Liberty Mutual, 424 U.S. at 743-44, 96 S.Ct. at 1206, 47 L. Ed. 2d 435 (internal quotations
and citation omitted). See also Rudd Constr. Equip., Co., Inc. v. Home Ins. Co., 711 F.2d 54,
56 (6th Cir. 1983) (A partial summary judgment which resolves . . . the question of liability
but leaves the issue of damages in dispute is . . . [not] certifiable under Rule 54(b).); Williams v. St. Louis Diecasting Corp., 611 F.2d 1223, 1224 (8th Cir. 1979) (This cause
involved but a single claim which was bifurcated for trial into the issues of liability and
remedy. Rule 54(b) requires entry of a judgment on one or more claims for relief and entry
of a final judgment 'as to one or more but fewer than all of the claims or parties.' Thus, Rule
54(b) did not provide a basis for appeal in the instant case, and we hold the district court's
certification under Rule 54(b) unavailing.). We agree with Liberty Mutual and hold that
certification under Rule 54(b) of the West Virginia Rules of Civil Procedure is permitted
only upon the entry of a final judgment as to one or more but fewer than all of the claims or
parties. Consequently, in an action that has only one claim against the defendant, (See footnote 15) an order
granting partial summary judgment on liability against that defendant is not certifiable for
appeal under Rule 54(b).
In the instant case, C & O filed a single claim against WVP under a single theory of negligence. The circuit court granted judgment against WVP only as to liability. Under this set of facts, the circuit court's partial summary judgment order on liability could not be certified as appealable under Rule 54(b). As pointed out in Liberty Mutual,

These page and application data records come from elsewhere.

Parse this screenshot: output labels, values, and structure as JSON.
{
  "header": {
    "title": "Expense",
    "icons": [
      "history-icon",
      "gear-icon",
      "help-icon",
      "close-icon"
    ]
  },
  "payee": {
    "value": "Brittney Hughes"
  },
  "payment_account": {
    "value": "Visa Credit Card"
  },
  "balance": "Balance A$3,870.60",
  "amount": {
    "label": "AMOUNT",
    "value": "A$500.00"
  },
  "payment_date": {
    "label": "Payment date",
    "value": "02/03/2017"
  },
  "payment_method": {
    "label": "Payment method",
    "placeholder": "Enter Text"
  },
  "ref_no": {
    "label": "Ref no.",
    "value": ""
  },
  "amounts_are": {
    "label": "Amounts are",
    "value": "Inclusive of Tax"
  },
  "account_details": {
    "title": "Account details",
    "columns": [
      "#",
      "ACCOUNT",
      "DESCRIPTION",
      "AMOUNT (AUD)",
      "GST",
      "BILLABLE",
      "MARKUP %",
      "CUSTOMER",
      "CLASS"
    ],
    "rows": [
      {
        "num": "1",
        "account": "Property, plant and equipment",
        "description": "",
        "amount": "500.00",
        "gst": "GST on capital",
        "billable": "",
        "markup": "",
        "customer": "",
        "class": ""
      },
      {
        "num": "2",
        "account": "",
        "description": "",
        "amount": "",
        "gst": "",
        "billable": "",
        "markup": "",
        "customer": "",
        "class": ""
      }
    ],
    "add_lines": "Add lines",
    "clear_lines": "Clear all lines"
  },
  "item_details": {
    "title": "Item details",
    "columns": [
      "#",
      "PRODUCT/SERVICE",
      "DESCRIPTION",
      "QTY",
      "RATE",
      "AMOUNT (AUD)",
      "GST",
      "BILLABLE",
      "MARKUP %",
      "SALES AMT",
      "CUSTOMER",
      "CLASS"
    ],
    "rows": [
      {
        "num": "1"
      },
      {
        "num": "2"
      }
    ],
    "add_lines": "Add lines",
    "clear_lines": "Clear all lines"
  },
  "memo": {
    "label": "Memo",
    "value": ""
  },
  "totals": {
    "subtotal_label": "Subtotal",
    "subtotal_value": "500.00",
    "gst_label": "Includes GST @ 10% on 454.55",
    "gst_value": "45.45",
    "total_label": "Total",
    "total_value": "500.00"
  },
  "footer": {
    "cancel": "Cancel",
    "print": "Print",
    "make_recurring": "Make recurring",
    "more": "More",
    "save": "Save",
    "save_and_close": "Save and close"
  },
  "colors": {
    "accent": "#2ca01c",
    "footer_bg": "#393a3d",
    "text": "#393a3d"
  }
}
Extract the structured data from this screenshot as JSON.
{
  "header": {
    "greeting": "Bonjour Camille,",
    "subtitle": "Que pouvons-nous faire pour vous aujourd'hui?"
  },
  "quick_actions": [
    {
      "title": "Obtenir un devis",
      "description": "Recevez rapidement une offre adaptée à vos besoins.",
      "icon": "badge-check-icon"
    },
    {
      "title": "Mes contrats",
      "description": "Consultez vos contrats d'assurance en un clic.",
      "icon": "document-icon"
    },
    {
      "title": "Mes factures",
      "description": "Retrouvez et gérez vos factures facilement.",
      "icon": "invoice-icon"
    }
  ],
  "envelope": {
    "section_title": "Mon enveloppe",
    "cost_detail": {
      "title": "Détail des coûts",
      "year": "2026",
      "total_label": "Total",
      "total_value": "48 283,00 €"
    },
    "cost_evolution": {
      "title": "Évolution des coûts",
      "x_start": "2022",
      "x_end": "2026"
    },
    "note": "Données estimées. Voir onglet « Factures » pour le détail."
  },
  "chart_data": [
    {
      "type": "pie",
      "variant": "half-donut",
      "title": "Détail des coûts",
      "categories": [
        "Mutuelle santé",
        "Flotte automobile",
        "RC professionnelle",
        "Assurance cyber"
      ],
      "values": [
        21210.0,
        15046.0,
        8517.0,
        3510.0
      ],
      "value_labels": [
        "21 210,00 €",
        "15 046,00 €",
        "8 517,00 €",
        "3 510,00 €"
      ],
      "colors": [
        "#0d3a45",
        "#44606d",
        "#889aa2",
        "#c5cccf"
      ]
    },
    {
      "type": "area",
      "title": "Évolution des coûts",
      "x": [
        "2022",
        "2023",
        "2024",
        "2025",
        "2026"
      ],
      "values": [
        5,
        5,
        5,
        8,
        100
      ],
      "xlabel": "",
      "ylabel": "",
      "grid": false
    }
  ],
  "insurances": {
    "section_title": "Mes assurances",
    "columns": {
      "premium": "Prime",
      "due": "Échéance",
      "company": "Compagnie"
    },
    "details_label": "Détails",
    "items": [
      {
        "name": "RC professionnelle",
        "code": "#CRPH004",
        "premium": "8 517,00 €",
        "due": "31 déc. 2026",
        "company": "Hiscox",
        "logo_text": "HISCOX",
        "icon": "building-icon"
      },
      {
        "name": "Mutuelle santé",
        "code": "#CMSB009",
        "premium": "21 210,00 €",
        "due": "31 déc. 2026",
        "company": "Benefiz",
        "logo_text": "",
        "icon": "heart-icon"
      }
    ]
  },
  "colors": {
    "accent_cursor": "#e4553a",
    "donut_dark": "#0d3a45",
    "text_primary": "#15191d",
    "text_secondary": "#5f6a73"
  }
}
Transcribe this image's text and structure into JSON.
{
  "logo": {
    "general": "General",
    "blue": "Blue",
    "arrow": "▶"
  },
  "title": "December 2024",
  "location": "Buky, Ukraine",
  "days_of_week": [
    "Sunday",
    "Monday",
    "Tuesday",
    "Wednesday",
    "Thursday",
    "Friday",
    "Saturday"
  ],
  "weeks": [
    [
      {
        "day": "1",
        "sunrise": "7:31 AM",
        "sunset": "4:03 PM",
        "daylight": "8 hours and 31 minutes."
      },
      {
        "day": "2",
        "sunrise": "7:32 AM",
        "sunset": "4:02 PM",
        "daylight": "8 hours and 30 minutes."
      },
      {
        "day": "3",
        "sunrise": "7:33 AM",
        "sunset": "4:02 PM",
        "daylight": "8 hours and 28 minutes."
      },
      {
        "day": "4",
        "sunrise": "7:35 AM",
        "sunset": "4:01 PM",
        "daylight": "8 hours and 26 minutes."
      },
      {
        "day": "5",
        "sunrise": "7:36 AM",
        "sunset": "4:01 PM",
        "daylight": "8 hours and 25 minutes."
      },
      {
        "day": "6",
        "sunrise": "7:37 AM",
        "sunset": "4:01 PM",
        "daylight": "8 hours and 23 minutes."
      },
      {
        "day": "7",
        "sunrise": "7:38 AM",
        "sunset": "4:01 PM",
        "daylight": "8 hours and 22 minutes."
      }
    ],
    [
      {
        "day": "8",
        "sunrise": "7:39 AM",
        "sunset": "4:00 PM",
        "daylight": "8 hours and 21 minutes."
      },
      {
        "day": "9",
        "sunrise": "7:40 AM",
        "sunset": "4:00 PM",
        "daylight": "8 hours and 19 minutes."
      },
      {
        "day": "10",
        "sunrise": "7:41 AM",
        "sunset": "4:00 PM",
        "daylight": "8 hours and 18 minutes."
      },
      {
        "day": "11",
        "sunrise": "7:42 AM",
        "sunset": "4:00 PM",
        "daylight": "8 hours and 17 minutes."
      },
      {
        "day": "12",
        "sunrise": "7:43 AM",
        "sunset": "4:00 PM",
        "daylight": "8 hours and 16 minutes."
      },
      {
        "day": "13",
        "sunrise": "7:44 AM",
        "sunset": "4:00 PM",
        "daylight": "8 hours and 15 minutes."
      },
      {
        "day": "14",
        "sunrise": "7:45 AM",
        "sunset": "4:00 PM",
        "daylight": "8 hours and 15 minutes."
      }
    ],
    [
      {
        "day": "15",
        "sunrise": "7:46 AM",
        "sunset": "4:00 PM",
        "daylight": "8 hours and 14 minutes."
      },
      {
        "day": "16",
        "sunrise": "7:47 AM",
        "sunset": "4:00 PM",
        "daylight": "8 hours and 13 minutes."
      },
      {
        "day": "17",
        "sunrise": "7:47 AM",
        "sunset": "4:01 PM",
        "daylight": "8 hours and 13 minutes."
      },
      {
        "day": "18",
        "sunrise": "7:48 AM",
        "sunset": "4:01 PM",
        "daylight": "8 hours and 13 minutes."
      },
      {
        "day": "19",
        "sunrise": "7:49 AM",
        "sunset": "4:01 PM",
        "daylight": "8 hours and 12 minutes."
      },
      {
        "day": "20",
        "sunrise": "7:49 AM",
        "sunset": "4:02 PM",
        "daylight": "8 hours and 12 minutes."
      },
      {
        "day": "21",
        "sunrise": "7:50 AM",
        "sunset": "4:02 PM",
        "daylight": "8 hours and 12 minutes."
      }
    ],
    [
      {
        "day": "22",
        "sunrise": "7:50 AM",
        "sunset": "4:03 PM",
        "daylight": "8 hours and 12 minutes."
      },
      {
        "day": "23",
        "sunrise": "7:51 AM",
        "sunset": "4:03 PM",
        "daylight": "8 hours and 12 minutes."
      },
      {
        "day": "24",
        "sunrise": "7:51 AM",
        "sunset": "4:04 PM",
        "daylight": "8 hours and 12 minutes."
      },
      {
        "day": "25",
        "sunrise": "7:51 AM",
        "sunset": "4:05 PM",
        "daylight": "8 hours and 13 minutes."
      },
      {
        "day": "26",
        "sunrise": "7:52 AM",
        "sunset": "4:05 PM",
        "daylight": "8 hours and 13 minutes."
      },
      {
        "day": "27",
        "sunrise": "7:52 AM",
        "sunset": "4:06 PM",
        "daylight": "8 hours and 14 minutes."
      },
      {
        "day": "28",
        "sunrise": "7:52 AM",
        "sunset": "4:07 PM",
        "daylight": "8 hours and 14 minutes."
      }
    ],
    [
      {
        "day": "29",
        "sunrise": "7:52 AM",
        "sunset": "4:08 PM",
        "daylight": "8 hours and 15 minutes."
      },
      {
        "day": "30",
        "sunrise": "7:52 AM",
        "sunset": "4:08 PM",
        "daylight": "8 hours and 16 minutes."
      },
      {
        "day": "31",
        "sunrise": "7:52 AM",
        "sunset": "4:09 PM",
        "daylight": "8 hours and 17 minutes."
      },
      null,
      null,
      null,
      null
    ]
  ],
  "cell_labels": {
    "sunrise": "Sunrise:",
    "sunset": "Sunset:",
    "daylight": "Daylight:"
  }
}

[w]ere we to sustain the procedure followed here, we would
condone a practice whereby a [circuit] court in virtually any case
before it might render an interlocutory decision on the question
of liability of the defendant, and the defendant would thereupon
be permitted to appeal . . . without satisfying any of the
requirements [for appeal of an interlocutory order].
Liberty Mutual, 424 U.S. at 745-46, 96 S. Ct. at 1207, 47 L. Ed. 2d 435. See also McCormick v. West Virginia Dep't of Pub. Safety, 202 W. Va. 189, 191 n.2, 503 S.E.2d 502, 504 n.2 (1998) (The circuit court also granted partial summary judgment for the appellant as to liability against Gunnoe; the issue of for what damages Gunnoe is liable is still before the circuit court. However, because the circuit court's rulings regarding Smith and the DOC and its officials dispose of their interest in the case, all of the parties agree _ as do we _ that this appeal of those rulings is properly before this Court.). Thus, the instant appeal is not properly before this Court.